(Data about app and page elements)
# # # # # # #

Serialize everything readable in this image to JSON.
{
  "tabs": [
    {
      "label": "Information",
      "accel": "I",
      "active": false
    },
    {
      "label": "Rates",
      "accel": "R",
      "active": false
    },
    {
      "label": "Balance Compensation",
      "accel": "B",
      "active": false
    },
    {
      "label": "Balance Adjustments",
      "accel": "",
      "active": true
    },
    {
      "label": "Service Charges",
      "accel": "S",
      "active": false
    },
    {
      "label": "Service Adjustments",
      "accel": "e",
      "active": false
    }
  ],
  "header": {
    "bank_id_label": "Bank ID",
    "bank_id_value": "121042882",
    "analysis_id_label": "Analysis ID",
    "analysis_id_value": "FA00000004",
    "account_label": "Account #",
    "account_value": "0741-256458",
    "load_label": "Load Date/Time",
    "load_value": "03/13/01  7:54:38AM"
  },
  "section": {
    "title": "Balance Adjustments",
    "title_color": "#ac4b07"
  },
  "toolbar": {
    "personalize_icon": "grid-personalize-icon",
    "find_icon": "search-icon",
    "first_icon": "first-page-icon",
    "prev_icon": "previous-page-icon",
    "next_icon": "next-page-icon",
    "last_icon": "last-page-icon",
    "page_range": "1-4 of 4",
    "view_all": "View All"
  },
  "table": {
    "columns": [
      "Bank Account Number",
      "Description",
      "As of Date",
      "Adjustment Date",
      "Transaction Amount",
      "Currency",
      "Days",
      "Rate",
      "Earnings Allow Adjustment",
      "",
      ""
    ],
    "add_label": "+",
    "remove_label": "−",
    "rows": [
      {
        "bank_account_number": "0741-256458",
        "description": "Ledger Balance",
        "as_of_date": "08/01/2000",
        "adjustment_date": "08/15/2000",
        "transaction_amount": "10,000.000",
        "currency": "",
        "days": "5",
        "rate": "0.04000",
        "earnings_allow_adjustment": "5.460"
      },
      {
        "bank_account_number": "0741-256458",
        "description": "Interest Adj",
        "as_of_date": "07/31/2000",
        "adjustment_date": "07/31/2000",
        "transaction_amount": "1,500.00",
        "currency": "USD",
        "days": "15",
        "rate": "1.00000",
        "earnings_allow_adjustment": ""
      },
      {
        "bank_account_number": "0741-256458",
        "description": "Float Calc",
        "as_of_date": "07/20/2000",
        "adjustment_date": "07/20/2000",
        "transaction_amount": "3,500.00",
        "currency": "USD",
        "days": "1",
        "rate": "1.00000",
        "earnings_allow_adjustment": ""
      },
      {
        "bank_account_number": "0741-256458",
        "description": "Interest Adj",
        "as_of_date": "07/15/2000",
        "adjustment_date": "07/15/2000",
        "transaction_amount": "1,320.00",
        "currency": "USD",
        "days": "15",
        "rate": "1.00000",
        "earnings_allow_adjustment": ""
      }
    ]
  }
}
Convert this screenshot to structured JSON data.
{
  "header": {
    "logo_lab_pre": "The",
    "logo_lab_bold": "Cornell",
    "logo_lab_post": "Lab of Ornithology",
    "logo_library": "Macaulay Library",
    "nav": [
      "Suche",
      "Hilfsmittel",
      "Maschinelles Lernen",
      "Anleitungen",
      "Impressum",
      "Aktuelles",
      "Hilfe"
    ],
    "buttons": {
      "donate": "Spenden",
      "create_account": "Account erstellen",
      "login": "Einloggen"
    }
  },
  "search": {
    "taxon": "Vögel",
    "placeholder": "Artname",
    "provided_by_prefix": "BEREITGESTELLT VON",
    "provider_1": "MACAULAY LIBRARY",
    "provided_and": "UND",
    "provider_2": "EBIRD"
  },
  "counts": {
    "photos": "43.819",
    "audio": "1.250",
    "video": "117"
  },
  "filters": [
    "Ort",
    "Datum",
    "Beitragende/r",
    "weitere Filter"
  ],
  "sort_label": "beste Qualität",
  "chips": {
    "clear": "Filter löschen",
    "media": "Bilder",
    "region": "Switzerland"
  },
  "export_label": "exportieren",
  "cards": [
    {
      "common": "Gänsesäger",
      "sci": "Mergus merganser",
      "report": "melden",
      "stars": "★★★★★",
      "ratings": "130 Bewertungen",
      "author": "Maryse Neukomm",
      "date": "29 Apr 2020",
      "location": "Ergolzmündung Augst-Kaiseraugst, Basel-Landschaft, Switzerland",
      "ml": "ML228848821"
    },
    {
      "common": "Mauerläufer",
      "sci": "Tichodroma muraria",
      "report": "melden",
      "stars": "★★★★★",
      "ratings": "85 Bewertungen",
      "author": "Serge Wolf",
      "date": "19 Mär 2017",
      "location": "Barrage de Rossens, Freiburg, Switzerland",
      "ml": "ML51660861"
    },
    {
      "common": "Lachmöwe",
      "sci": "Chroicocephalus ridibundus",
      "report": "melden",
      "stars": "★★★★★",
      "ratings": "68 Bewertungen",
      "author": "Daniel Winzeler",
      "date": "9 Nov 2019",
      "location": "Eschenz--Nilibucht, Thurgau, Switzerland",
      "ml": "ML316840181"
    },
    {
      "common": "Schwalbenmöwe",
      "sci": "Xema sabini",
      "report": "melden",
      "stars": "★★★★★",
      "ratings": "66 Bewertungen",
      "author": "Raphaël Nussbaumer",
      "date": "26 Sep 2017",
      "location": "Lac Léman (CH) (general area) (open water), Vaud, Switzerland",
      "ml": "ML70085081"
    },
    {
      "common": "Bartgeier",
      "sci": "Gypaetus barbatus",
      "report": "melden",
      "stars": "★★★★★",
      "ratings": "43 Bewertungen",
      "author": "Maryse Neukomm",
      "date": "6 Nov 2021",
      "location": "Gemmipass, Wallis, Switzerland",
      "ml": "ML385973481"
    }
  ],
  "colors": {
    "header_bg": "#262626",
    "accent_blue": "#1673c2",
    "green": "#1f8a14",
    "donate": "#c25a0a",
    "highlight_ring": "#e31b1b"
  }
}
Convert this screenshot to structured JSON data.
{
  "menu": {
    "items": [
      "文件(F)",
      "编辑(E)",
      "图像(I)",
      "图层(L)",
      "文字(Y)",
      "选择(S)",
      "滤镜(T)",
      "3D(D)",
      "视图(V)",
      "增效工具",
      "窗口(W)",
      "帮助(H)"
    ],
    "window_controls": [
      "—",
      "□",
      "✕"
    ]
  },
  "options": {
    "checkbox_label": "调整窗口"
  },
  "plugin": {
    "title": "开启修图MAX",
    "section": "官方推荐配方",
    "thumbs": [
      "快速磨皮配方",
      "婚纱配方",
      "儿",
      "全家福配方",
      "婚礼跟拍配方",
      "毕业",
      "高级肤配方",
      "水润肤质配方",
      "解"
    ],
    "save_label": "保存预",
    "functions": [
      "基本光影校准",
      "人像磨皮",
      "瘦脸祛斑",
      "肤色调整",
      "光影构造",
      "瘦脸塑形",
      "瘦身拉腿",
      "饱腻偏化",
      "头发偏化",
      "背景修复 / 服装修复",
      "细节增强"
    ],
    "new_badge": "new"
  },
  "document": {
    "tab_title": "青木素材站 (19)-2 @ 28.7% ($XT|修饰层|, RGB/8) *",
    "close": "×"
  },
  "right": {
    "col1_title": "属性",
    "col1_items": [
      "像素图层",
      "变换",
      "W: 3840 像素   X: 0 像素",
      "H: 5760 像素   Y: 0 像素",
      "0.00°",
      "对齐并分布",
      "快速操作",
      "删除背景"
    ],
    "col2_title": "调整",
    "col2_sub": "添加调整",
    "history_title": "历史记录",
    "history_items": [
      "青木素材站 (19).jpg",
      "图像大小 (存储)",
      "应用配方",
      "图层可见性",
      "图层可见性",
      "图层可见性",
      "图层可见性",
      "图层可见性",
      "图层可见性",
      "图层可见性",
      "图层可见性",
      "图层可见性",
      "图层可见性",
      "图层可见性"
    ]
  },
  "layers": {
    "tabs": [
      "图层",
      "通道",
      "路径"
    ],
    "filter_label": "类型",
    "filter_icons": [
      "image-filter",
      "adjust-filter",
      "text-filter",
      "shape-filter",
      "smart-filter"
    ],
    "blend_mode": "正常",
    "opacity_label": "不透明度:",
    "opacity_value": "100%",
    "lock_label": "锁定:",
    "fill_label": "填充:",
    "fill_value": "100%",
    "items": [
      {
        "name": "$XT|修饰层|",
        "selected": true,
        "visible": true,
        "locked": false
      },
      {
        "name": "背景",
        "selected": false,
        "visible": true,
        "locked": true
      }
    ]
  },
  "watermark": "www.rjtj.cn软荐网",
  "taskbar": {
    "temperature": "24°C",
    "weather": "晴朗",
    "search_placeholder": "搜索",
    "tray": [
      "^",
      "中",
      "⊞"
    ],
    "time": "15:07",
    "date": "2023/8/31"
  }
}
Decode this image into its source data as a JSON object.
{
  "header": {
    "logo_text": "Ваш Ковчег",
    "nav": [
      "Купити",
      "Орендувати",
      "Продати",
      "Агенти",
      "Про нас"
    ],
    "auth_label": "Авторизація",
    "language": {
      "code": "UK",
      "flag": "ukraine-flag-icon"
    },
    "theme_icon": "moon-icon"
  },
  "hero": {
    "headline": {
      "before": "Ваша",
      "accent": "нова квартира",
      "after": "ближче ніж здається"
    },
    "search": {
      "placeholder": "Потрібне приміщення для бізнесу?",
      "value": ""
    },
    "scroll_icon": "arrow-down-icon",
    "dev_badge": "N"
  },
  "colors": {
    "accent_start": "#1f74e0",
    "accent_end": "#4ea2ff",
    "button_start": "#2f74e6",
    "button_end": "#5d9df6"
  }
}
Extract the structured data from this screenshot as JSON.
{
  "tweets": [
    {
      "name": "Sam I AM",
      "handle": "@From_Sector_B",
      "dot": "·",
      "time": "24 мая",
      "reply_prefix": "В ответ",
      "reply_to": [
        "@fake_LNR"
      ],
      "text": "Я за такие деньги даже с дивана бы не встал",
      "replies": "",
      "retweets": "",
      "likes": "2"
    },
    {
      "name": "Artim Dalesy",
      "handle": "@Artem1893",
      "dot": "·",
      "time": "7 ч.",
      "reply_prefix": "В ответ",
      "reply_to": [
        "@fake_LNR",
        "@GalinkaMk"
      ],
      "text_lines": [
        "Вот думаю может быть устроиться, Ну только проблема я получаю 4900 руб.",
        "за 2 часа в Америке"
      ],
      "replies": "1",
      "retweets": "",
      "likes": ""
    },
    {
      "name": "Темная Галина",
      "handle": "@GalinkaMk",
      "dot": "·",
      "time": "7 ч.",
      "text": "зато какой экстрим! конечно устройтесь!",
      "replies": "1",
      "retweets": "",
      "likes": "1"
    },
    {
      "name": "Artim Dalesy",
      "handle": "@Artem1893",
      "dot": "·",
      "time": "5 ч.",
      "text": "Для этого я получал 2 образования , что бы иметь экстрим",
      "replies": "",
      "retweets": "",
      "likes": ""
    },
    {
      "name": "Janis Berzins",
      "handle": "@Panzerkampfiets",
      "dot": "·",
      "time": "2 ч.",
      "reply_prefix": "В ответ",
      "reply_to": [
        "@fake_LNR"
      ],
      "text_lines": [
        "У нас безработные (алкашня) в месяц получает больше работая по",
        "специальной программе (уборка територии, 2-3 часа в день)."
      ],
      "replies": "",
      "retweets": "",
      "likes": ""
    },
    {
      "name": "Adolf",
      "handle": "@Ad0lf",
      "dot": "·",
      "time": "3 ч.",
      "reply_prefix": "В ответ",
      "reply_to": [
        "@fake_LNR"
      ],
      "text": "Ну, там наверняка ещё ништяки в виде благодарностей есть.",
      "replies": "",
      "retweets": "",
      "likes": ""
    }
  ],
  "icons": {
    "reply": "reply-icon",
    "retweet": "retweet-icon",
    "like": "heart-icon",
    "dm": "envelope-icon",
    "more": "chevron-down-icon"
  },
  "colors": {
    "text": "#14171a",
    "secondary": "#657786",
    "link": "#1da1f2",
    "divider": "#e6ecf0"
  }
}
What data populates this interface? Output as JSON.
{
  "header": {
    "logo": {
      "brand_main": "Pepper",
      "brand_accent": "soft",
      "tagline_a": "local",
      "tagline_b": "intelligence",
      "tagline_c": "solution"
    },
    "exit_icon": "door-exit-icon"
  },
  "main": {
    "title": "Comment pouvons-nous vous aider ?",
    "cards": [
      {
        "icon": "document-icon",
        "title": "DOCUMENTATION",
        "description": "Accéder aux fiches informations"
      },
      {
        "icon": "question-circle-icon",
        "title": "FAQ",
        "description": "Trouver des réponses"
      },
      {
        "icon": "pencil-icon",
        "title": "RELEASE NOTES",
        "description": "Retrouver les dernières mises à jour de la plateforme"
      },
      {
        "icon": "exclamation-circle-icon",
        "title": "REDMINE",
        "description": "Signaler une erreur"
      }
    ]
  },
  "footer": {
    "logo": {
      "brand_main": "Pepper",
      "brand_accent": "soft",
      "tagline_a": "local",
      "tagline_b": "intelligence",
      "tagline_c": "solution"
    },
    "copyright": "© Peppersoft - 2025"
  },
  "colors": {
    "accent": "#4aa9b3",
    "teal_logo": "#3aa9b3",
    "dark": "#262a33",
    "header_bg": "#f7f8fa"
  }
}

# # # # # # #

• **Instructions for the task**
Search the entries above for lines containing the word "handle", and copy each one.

• **Exercise solution**
      "handle": "@From_Sector_B",
      "handle": "@Artem1893",
      "handle": "@GalinkaMk",
      "handle": "@Artem1893",
      "handle": "@Panzerkampfiets",
      "handle": "@Ad0lf",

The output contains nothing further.